On the lighter side, how does Sephi know when I am thinking of taking her for a walk or for a car ride? Before I even grab for the leash or her dog car seat belt, she somehow knows what I am thinking. Since I put on my shoes and go somewhere all the time, how is it that she is able to tell that this is the time that she gets to go? When I worked from home, it couldn’t have been the time of day because I had no set time. And car rides were even less frequent. But if I am seriously thinking about a walk or for going to the drive-through teller at the bank, she somehow knows and starts prancing around me, making her little happy doggy growls, and wagging her tail excitedly.
Dawn Kairns, author of “Maggie, the Dog Who Changed My Life“, seems to think that her dog Maggie had a sixth sense – That somehow, certain dogs are so in tuned with their owner that they can sense our thoughts, understand our intentions, and possibly influence our dreams. The dream part is a little bit of a stretch for me, but I have no doubts that Smokey and Sephi just “knew”. It could have been that certain people smelled different when they were up to no good. Or perhaps Smokey and Sephi observed a certain body language which I was unaware of. But whether it is a sixth sense or an ordinary sense, it is still amazing. And if my dog doesn’t like someone, I do not question it.
Do you think some dogs have a sixth sense? Have you ever had a dog do anything like what Smokey or Sephi had done?
Pet stores are full of doggie costumes this time of year – from Santa hats or reindeer antlers to holiday clothing. They are so cute and very tempting but is it a good idea? Will your dog hate it? Will it be uncomfortable? Are pet costumes safe? Before you purchase a holiday pet costume for your dog, consider these things first.
Consider Your Pet’s Temperament
Cassie absolutely loved to wear costumes. She would get so excited whenever I got one out for her. She loved the attention she would get when she wore them. But she only tolerated them if they were comfortable. Although Cassie loved dressing up, most dogs do not like it at all. Sephi loves to wear a scarf but anything else, she hates. And Maya hates both scarfs and clothes. It took time for Sephi and Maya to get used to their dog seat belt so it would take even more time getting them used to wearing dog clothes. A dog seat belt is necessary but clothing is not. So why subject them to it? I know it can be cute and even amusing. But if your dog hates it, it is not nice.
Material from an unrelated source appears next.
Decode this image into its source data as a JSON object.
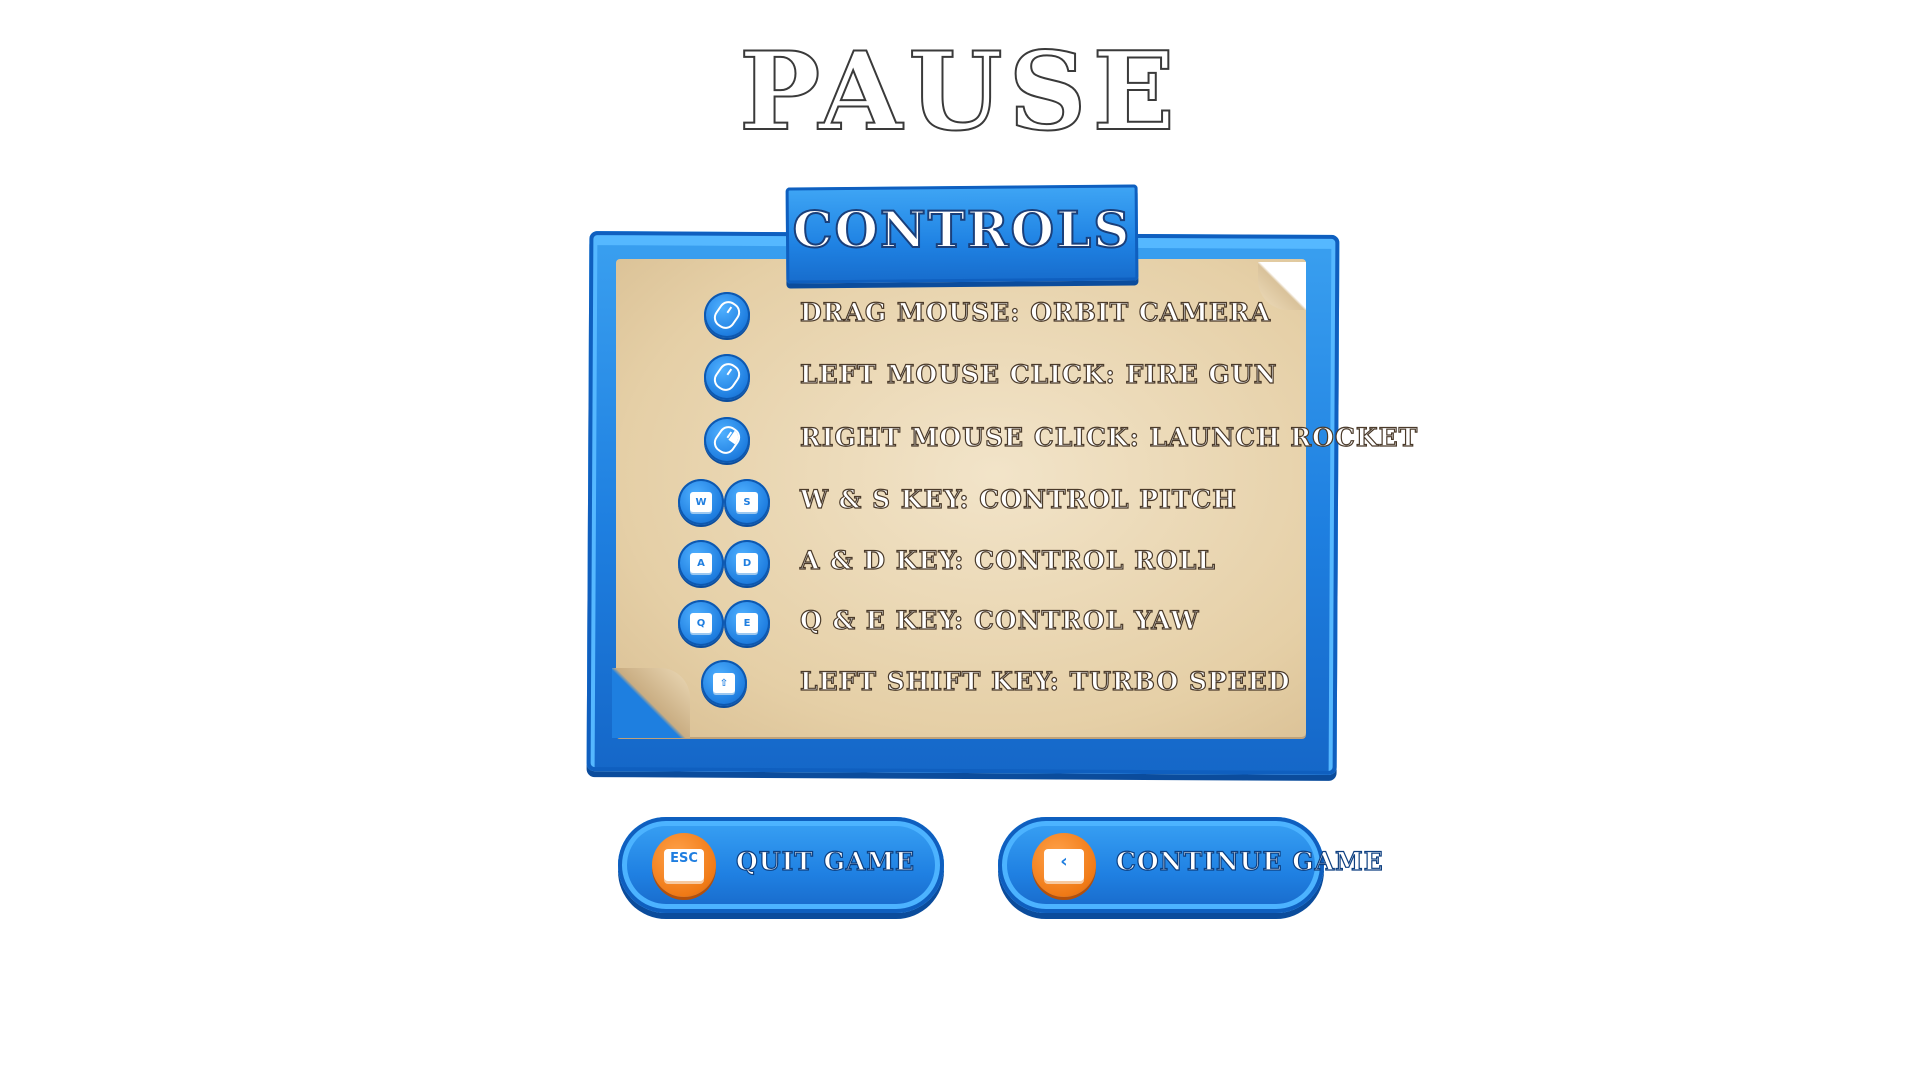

Consider Your Pet’s Comfort
If your dog likes wearing pet costumes, make sure to purchase something which fits well. Dog clothing should neither be too tight nor too loose. Sleeves should be placed well so that the clothing does not irritate under their legs. Straps should not pinch their skin or pull their hair. And their tails should be free to wag. It would also be nice if the clothing left places for your dog to go to the bathroom. (Cassie once pooped in a pair of doggie pants.)
Consider Your Pet’s Safety
For the most part, dog clothes are safe. Read the labels for any warnings and abide by them accordingly. Consider if your dog has allergies as the stuff used to clean and/or package the clothes may cause irritation. Make sure that your dog is always supervised when they are wearing their costumes. You wouldn’t want them to eat their costume or get tangled in it. And don’t allow your dogs to wear their costumes during vigorous play where injury is more likely with clothes which might get in the way of the fun.
(The photos above are of Sephi and Maya. Since they hated the antlers I bought for them, I put them on, took a quick photo, and never made them wear them again. They got lots of treats afterward.)
If your dog loves to wear costumes, send us a photo. We’d love to see them!